Spot me: Hopelessly lost and shutter happy in Morocco.

I love to travel. Nothing beats the rush of adventure, the romance of the open road, and the allure of the new. On the other hand, nothing freaks me like a depleting bank account, strained relationships and lost opportunities. Mark Manson[1] summed it up perfectly, ‘World travel gives you greater perspective on life, but it limits your ability to commit to things’.

In a nutshell, travel’s important to me but it doesn’t eclipse everything else.

Travel isn’t the good life, or maybe it’s just doesn’t fit my idea of one. It’s exciting, but it’s also exhausting.

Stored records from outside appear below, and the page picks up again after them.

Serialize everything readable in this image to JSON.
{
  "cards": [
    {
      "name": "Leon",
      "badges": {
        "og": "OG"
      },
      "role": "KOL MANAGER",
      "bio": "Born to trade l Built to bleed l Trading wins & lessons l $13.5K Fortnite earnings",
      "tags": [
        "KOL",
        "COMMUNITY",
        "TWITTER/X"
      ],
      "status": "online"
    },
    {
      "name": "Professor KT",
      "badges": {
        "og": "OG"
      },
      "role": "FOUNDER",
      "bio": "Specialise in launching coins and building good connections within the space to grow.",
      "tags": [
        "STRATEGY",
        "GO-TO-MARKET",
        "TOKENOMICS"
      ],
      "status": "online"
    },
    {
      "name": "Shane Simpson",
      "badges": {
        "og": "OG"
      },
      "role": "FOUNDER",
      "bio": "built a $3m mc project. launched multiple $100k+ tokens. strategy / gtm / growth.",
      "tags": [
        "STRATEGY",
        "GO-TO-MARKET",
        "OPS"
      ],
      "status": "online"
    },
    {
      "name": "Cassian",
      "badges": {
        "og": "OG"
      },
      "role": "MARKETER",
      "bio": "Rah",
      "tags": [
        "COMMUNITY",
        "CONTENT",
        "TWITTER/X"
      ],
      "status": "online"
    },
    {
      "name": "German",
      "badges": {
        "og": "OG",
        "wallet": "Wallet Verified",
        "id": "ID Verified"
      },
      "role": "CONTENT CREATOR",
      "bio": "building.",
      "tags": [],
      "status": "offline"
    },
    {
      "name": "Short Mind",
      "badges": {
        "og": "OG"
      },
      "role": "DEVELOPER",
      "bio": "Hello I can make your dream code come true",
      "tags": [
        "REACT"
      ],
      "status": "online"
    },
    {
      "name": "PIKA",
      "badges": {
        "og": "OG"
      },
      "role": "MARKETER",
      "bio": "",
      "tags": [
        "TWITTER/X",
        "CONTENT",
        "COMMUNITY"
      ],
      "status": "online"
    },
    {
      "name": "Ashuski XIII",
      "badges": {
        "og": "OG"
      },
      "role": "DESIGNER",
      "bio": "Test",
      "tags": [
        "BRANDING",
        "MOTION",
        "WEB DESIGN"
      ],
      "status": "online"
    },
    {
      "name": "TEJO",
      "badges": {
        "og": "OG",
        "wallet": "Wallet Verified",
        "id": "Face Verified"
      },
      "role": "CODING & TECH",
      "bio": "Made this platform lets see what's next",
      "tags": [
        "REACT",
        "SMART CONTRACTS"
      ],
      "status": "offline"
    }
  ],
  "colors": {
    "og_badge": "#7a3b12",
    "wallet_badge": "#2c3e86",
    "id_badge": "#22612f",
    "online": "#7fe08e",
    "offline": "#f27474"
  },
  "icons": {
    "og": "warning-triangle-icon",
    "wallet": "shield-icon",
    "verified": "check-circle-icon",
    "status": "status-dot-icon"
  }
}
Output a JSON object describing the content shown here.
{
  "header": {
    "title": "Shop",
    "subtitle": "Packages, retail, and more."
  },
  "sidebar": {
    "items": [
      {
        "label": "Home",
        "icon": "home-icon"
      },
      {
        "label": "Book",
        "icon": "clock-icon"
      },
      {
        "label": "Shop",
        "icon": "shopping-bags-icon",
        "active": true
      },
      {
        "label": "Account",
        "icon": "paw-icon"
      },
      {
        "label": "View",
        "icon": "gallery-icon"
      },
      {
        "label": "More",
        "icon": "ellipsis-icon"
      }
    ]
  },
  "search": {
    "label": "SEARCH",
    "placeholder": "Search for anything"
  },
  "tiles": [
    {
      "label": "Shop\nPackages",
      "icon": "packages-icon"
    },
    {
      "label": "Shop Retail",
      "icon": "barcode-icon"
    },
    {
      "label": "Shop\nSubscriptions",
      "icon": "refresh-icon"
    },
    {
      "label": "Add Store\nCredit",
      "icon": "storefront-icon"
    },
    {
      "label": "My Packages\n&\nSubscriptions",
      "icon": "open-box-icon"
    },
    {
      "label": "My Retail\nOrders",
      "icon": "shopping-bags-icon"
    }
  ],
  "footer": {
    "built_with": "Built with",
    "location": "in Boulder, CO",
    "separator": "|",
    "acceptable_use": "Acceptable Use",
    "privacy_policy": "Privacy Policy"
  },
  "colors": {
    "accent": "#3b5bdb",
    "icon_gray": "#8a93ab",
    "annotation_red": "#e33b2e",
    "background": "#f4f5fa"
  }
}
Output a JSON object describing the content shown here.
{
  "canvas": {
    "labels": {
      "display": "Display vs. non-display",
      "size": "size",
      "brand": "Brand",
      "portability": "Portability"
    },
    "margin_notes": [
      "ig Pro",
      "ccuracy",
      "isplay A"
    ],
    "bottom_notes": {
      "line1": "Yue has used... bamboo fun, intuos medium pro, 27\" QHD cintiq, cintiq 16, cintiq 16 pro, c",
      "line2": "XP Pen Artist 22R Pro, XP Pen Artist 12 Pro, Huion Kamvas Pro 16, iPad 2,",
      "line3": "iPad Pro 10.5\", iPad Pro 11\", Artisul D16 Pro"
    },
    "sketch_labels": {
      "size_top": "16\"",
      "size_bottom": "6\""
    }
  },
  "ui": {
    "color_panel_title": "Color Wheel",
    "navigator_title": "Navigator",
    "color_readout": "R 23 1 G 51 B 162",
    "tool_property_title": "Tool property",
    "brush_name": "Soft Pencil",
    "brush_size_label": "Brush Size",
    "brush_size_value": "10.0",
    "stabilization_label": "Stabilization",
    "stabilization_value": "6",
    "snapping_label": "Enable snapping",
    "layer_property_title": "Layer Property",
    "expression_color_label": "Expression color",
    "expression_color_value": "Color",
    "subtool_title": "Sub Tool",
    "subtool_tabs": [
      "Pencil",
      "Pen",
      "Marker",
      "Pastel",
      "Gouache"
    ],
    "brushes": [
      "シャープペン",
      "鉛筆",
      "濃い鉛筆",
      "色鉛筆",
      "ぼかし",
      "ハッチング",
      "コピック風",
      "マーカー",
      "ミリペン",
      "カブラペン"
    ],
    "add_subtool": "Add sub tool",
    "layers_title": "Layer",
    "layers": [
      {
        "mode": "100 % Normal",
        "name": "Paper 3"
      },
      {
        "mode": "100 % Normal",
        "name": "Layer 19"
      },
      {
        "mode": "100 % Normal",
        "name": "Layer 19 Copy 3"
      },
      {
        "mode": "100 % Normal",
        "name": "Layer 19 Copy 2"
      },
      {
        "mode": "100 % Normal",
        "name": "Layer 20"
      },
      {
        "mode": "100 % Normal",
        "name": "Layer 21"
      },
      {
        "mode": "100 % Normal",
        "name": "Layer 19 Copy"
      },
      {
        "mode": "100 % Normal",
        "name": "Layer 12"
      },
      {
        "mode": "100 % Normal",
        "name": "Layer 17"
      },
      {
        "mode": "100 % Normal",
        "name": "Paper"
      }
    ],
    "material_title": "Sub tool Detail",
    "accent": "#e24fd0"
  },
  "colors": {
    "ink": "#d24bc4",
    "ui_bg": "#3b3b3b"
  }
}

Then, there’s this buzz-kill: The universe will do everything in its power to push you towards the highly commercialised but extremely convenient tourist route. When you’re on a tight schedule, these easy fixes are about as seductive as a ring of power – gollum!

Truth is, we don’t often escape The Typical Route. At best, we end up parallel to it – or maybe we do it in reverse. Also, the further you deviate from it, the more stressful, uncomfortable or expensive the trip gets, and even then, it won’t be anything like the pristine romantic getaway you had in mind. The photos will be amazing, no doubt there, but the camera often isn’t facing at our filthy, bug-bitten feet.

However, despite the deflating realisation that you’d run far and hard just to end up where everyone else is, it’s still worthwhile because it shakes things up a little. Therein lies the value of episodic travel: It’s a break. Breaks birth ideas. Breaks prevent burn out. Breaks inoculate our rigid routine with variety. For me, that’s all I need for now, because you see, life back home is pretty grand too.


References

[1] Manson, M. (2017, June 23). 5 Life Lessons From 5 Years of Traveling the World. Retrieved October 19, 2017, from https://markmanson.net/5-life-lessons-5-years-traveling-world